Data shown Block Start

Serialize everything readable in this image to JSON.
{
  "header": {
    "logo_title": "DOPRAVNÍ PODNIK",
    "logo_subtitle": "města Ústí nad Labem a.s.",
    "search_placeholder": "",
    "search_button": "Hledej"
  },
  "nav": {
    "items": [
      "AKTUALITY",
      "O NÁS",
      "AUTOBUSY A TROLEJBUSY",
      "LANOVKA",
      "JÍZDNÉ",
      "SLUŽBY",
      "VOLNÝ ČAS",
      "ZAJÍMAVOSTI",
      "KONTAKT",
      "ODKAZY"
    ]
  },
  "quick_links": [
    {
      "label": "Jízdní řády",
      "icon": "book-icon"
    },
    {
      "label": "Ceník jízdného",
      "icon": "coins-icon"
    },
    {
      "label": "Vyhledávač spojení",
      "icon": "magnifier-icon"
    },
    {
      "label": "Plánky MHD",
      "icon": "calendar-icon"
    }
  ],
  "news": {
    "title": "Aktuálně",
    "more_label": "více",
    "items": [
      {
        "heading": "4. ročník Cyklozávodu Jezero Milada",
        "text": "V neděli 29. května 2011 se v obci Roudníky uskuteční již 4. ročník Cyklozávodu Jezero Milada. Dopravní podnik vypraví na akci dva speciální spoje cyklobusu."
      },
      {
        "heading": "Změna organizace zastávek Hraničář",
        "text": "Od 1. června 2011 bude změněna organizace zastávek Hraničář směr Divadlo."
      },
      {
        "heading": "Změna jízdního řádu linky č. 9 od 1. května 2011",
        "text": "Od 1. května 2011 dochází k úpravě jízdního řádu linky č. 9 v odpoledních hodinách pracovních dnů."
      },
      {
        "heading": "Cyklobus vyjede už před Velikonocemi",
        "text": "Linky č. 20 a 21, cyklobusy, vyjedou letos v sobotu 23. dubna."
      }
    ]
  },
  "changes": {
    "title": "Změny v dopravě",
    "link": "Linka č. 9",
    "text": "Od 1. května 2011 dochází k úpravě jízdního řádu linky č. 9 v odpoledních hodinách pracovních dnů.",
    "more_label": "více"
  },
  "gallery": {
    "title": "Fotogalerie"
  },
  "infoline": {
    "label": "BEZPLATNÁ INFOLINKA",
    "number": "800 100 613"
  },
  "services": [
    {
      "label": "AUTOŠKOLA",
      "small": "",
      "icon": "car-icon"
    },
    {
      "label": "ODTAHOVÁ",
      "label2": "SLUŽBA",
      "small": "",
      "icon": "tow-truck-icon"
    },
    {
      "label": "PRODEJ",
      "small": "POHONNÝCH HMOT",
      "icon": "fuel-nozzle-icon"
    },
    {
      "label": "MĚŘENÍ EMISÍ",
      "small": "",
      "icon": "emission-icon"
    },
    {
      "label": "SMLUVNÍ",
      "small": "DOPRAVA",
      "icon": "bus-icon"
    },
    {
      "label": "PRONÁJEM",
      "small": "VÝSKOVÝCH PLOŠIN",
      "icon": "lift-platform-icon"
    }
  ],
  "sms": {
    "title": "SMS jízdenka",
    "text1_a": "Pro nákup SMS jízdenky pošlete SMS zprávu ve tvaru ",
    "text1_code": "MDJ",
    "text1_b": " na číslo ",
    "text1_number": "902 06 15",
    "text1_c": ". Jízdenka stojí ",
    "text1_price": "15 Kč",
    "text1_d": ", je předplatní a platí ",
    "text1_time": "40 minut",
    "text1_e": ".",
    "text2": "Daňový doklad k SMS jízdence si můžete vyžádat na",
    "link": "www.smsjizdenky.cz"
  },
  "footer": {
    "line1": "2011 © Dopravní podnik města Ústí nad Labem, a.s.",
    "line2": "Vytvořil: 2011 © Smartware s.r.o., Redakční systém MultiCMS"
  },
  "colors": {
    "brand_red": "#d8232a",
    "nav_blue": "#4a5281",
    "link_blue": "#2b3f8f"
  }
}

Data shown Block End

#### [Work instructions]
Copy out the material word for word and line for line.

#### [Task answer]
Serialize everything readable in this image to JSON.
{
  "header": {
    "logo_title": "DOPRAVNÍ PODNIK",
    "logo_subtitle": "města Ústí nad Labem a.s.",
    "search_placeholder": "",
    "search_button": "Hledej"
  },
  "nav": {
    "items": [
      "AKTUALITY",
      "O NÁS",
      "AUTOBUSY A TROLEJBUSY",
      "LANOVKA",
      "JÍZDNÉ",
      "SLUŽBY",
      "VOLNÝ ČAS",
      "ZAJÍMAVOSTI",
      "KONTAKT",
      "ODKAZY"
    ]
  },
  "quick_links": [
    {
      "label": "Jízdní řády",
      "icon": "book-icon"
    },
    {
      "label": "Ceník jízdného",
      "icon": "coins-icon"
    },
    {
      "label": "Vyhledávač spojení",
      "icon": "magnifier-icon"
    },
    {
      "label": "Plánky MHD",
      "icon": "calendar-icon"
    }
  ],
  "news": {
    "title": "Aktuálně",
    "more_label": "více",
    "items": [
      {
        "heading": "4. ročník Cyklozávodu Jezero Milada",
        "text": "V neděli 29. května 2011 se v obci Roudníky uskuteční již 4. ročník Cyklozávodu Jezero Milada. Dopravní podnik vypraví na akci dva speciální spoje cyklobusu."
      },
      {
        "heading": "Změna organizace zastávek Hraničář",
        "text": "Od 1. června 2011 bude změněna organizace zastávek Hraničář směr Divadlo."
      },
      {
        "heading": "Změna jízdního řádu linky č. 9 od 1. května 2011",
        "text": "Od 1. května 2011 dochází k úpravě jízdního řádu linky č. 9 v odpoledních hodinách pracovních dnů."
      },
      {
        "heading": "Cyklobus vyjede už před Velikonocemi",
        "text": "Linky č. 20 a 21, cyklobusy, vyjedou letos v sobotu 23. dubna."
      }
    ]
  },
  "changes": {
    "title": "Změny v dopravě",
    "link": "Linka č. 9",
    "text": "Od 1. května 2011 dochází k úpravě jízdního řádu linky č. 9 v odpoledních hodinách pracovních dnů.",
    "more_label": "více"
  },
  "gallery": {
    "title": "Fotogalerie"
  },
  "infoline": {
    "label": "BEZPLATNÁ INFOLINKA",
    "number": "800 100 613"
  },
  "services": [
    {
      "label": "AUTOŠKOLA",
      "small": "",
      "icon": "car-icon"
    },
    {
      "label": "ODTAHOVÁ",
      "label2": "SLUŽBA",
      "small": "",
      "icon": "tow-truck-icon"
    },
    {
      "label": "PRODEJ",
      "small": "POHONNÝCH HMOT",
      "icon": "fuel-nozzle-icon"
    },
    {
      "label": "MĚŘENÍ EMISÍ",
      "small": "",
      "icon": "emission-icon"
    },
    {
      "label": "SMLUVNÍ",
      "small": "DOPRAVA",
      "icon": "bus-icon"
    },
    {
      "label": "PRONÁJEM",
      "small": "VÝSKOVÝCH PLOŠIN",
      "icon": "lift-platform-icon"
    }
  ],
  "sms": {
    "title": "SMS jízdenka",
    "text1_a": "Pro nákup SMS jízdenky pošlete SMS zprávu ve tvaru ",
    "text1_code": "MDJ",
    "text1_b": " na číslo ",
    "text1_number": "902 06 15",
    "text1_c": ". Jízdenka stojí ",
    "text1_price": "15 Kč",
    "text1_d": ", je předplatní a platí ",
    "text1_time": "40 minut",
    "text1_e": ".",
    "text2": "Daňový doklad k SMS jízdence si můžete vyžádat na",
    "link": "www.smsjizdenky.cz"
  },
  "footer": {
    "line1": "2011 © Dopravní podnik města Ústí nad Labem, a.s.",
    "line2": "Vytvořil: 2011 © Smartware s.r.o., Redakční systém MultiCMS"
  },
  "colors": {
    "brand_red": "#d8232a",
    "nav_blue": "#4a5281",
    "link_blue": "#2b3f8f"
  }
}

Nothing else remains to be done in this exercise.